> Task statement: Search each line of the data for the word "Mountain"; copy every line where it is found.

Items from a data source

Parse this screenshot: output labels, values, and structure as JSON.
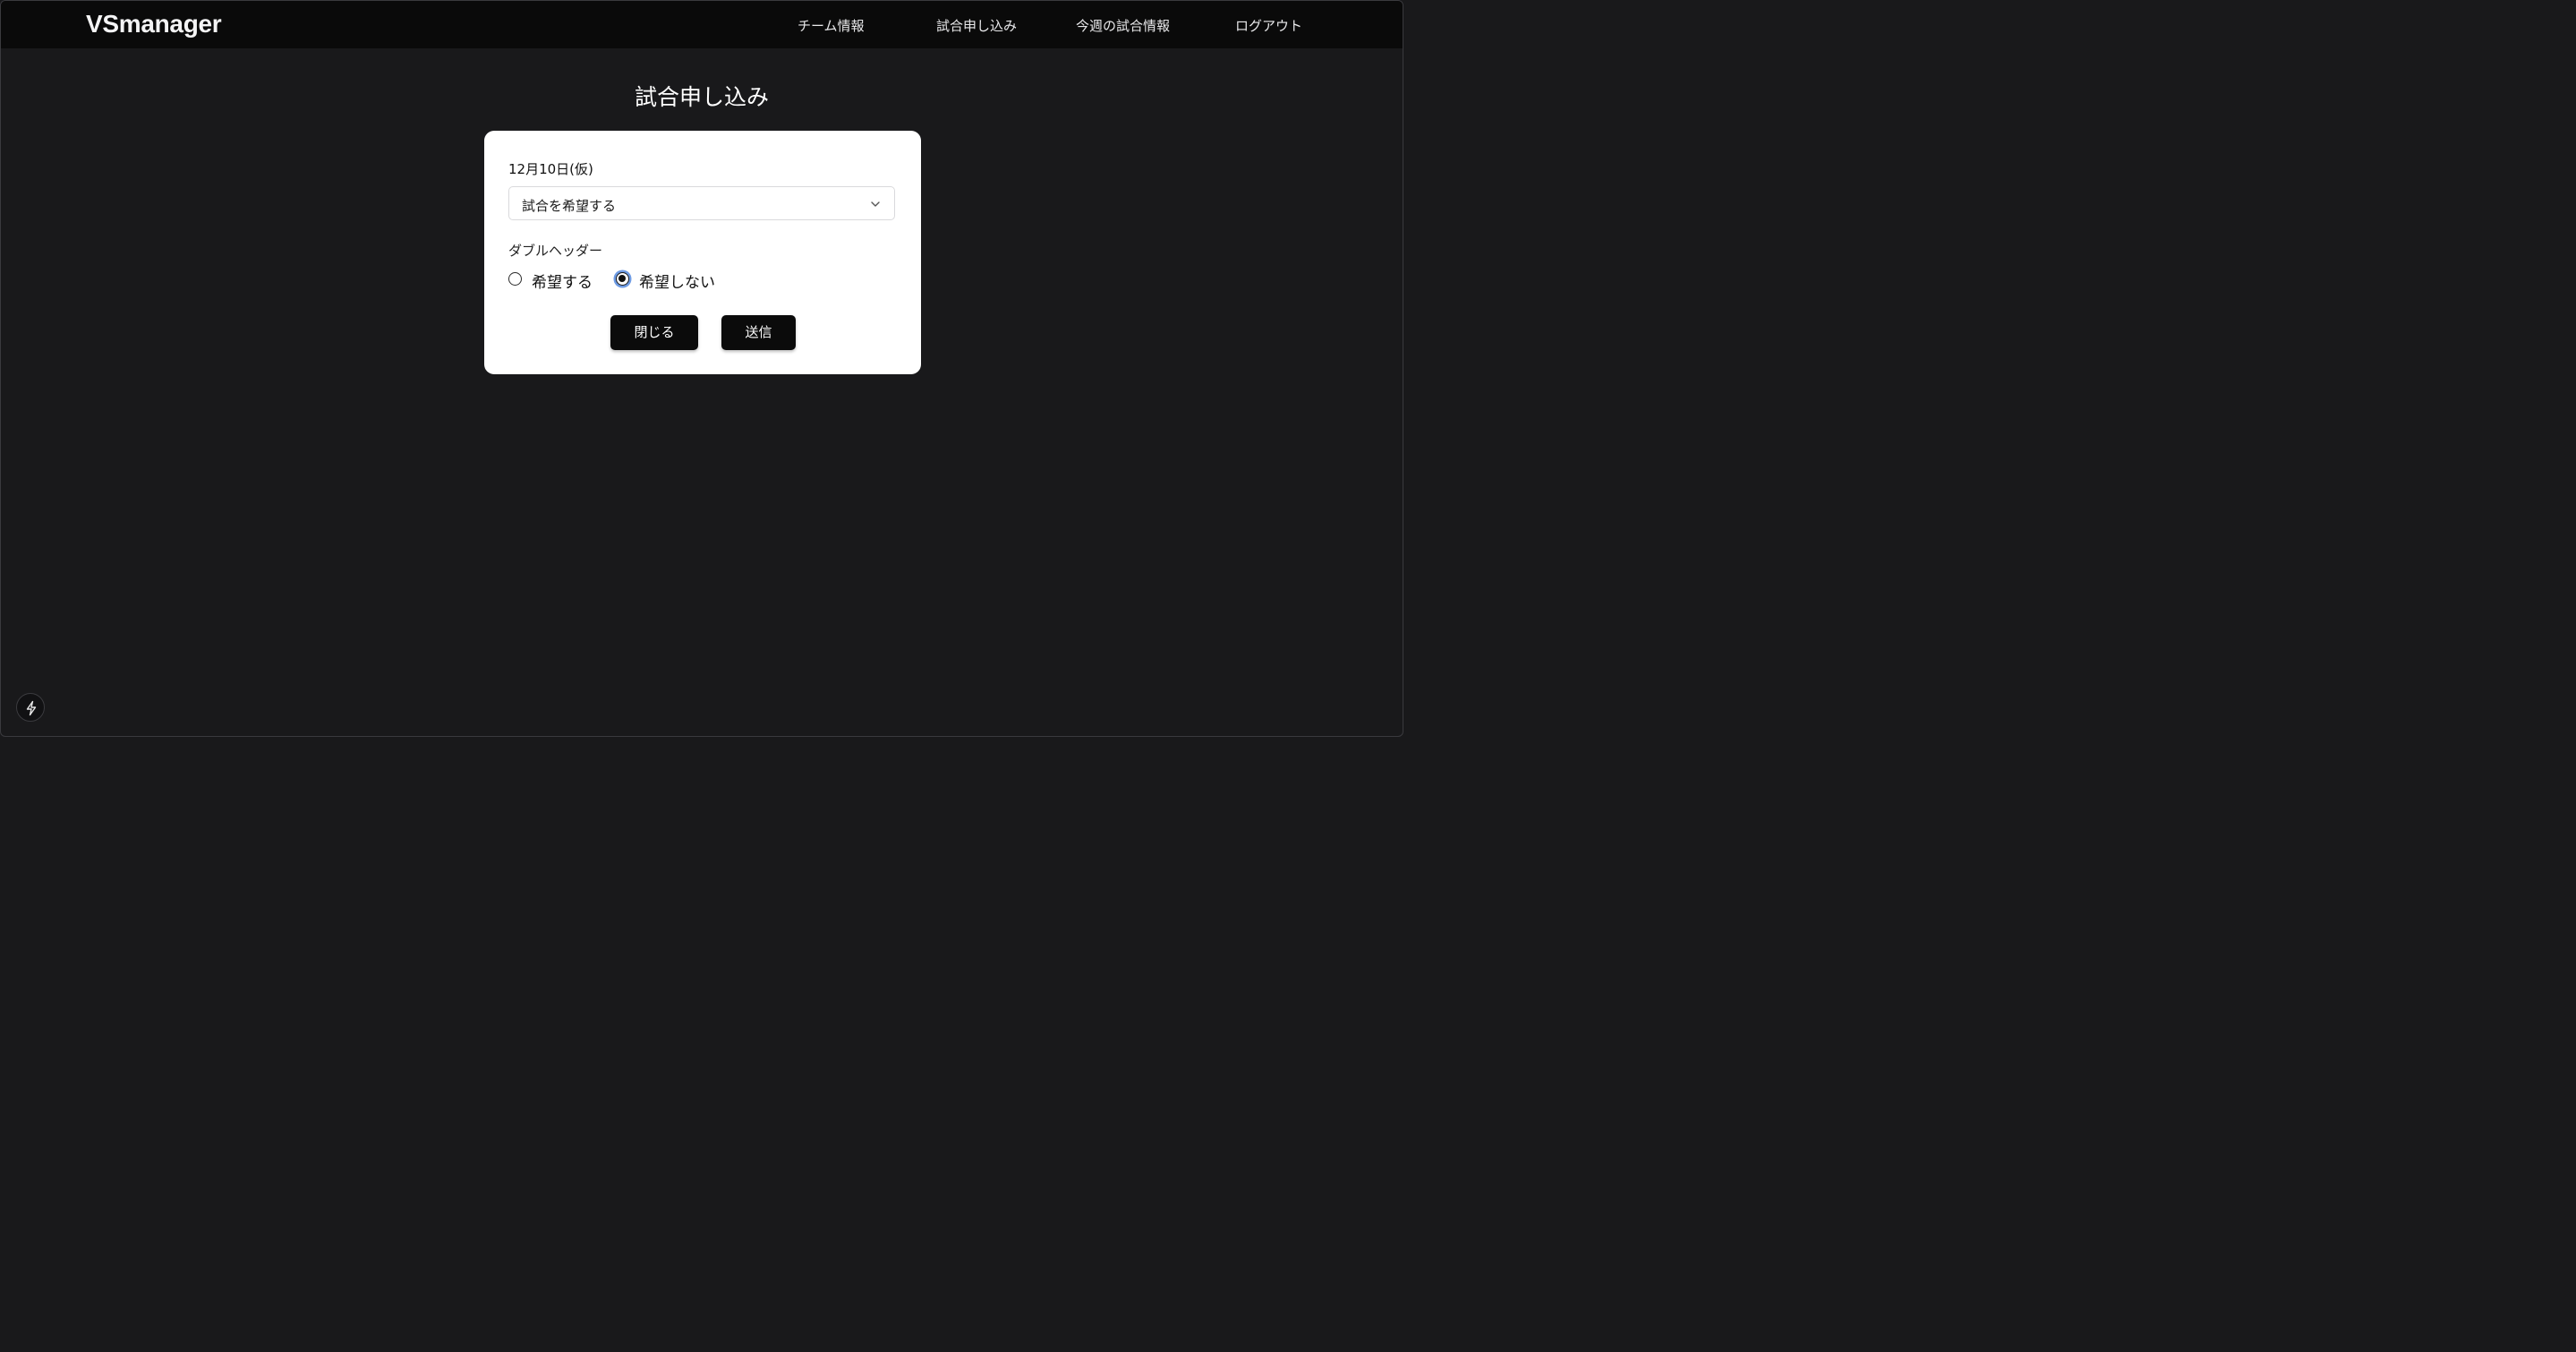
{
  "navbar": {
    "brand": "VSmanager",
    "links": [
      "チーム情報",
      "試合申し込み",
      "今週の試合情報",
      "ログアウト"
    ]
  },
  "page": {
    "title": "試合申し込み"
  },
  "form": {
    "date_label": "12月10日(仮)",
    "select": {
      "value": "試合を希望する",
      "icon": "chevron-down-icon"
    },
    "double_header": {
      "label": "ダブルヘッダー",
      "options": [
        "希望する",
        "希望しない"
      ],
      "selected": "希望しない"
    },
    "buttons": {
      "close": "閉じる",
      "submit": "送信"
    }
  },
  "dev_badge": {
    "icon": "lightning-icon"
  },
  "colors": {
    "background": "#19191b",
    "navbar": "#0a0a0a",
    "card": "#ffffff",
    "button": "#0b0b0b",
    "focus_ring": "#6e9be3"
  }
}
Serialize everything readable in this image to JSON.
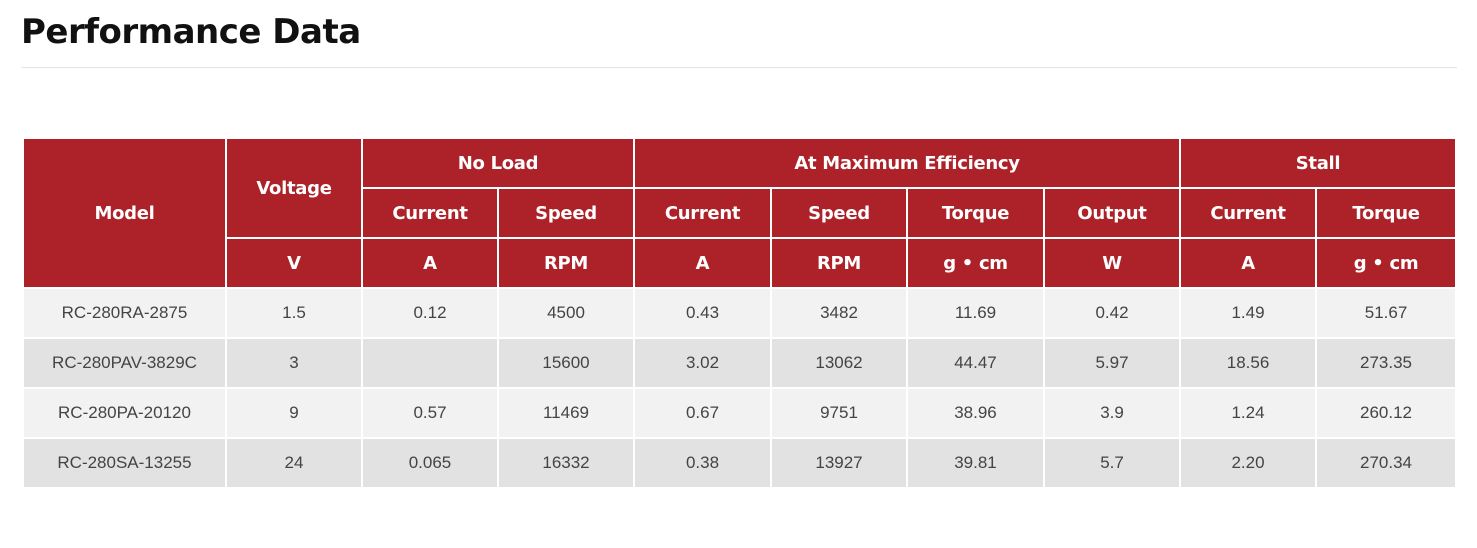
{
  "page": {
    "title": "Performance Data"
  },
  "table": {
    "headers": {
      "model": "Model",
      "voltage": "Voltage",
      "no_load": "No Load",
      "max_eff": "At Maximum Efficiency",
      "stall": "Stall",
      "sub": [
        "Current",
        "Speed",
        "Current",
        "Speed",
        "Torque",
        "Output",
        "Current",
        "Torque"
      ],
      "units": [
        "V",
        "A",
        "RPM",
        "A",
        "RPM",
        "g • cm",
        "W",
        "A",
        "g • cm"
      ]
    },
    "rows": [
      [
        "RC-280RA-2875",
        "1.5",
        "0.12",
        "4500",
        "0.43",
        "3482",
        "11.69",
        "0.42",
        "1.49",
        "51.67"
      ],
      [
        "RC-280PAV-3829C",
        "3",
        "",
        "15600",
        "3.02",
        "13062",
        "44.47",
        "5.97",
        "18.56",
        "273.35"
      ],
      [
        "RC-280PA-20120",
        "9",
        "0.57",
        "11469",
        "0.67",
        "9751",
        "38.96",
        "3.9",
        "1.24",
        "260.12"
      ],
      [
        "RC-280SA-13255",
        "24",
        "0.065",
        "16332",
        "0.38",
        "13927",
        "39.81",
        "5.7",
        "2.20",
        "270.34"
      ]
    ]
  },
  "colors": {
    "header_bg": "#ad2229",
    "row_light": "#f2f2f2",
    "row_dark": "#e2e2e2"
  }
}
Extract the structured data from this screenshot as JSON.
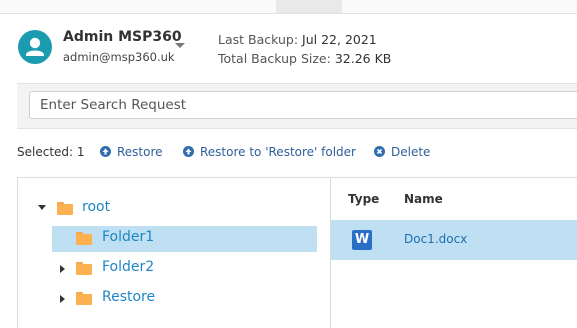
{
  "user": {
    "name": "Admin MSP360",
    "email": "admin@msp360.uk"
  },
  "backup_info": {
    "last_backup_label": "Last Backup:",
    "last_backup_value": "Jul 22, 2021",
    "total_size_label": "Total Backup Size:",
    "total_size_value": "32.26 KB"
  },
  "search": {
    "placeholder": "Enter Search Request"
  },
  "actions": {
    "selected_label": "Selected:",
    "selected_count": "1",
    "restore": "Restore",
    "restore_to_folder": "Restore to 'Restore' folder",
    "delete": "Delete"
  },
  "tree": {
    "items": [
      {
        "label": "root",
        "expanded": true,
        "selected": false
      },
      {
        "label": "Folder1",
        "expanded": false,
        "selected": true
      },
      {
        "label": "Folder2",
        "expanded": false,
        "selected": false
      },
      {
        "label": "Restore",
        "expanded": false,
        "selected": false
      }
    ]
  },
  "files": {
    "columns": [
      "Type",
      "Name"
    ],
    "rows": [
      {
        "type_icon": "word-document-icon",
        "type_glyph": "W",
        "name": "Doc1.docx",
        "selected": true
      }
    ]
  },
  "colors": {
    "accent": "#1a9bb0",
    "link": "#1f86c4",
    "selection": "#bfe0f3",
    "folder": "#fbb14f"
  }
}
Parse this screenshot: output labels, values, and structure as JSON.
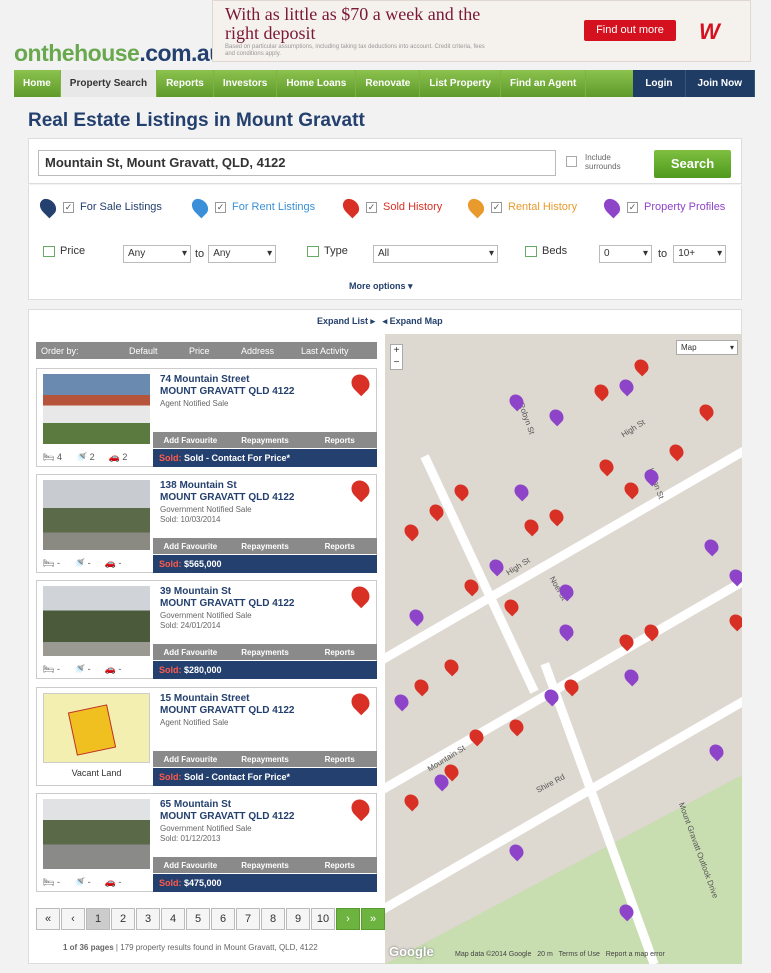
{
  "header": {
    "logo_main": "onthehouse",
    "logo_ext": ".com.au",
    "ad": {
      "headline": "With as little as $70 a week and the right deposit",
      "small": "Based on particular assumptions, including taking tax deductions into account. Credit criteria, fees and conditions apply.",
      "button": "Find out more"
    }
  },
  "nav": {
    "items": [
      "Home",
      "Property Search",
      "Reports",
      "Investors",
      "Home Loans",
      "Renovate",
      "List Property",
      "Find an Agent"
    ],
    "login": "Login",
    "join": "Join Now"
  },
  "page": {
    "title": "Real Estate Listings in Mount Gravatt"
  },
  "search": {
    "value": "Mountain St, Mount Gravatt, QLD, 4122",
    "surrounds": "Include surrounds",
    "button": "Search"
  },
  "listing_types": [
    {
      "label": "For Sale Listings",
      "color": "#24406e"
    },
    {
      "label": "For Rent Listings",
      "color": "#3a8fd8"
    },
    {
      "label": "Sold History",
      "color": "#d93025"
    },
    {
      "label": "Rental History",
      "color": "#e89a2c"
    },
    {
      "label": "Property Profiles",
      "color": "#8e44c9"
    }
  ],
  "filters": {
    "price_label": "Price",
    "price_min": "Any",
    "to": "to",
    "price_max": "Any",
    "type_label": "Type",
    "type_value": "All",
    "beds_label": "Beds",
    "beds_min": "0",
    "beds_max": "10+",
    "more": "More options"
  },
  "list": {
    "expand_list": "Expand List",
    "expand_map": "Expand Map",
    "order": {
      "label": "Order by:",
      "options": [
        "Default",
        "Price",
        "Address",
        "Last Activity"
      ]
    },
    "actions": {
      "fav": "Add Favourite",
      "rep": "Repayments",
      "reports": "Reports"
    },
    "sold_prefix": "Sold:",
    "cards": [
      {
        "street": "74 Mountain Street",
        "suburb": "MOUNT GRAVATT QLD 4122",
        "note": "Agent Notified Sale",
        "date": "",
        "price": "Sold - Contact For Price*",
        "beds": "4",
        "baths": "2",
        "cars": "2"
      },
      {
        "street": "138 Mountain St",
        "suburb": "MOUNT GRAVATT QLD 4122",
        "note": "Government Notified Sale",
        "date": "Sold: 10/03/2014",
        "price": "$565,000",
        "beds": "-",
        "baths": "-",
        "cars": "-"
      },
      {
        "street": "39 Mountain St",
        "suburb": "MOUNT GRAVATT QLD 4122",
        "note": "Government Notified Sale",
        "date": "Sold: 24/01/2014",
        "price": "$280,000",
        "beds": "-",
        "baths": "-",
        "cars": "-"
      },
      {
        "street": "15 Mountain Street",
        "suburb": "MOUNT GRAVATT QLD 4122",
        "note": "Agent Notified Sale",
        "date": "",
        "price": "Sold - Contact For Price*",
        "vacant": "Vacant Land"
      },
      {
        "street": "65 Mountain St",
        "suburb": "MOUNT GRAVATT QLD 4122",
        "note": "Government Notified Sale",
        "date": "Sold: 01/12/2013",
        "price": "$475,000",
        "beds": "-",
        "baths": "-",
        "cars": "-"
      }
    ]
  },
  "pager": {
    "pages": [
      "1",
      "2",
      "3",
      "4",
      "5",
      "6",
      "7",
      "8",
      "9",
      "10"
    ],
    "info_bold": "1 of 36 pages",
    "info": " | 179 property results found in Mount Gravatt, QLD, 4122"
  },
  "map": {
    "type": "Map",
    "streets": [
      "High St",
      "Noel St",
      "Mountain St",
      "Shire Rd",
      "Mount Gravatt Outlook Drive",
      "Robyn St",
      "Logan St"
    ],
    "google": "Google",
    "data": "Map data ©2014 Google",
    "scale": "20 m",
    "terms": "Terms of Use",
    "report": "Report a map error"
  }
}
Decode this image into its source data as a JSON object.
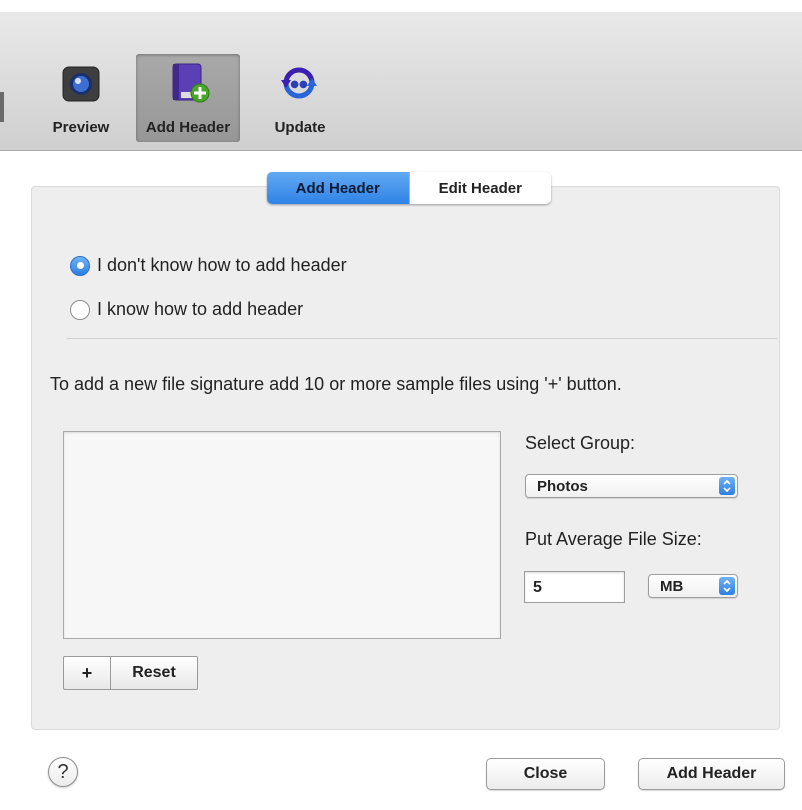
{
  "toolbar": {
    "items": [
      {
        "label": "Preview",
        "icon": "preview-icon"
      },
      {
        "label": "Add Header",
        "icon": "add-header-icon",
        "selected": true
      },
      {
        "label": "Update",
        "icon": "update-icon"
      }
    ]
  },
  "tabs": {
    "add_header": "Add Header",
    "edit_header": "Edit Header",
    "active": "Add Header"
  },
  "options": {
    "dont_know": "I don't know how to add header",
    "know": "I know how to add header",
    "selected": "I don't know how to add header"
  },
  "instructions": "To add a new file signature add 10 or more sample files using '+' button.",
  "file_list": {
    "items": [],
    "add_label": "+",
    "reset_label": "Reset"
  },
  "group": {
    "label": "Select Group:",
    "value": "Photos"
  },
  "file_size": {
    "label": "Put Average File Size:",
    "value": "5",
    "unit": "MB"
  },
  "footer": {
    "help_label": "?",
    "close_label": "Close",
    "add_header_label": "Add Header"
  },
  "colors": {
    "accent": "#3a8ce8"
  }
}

> Task result:
    "value": "Mountain St, Mount Gravatt, QLD, 4122",
        "street": "74 Mountain Street",
        "street": "138 Mountain St",
        "street": "39 Mountain St",
        "street": "15 Mountain Street",
        "street": "65 Mountain St",
      "Mountain St",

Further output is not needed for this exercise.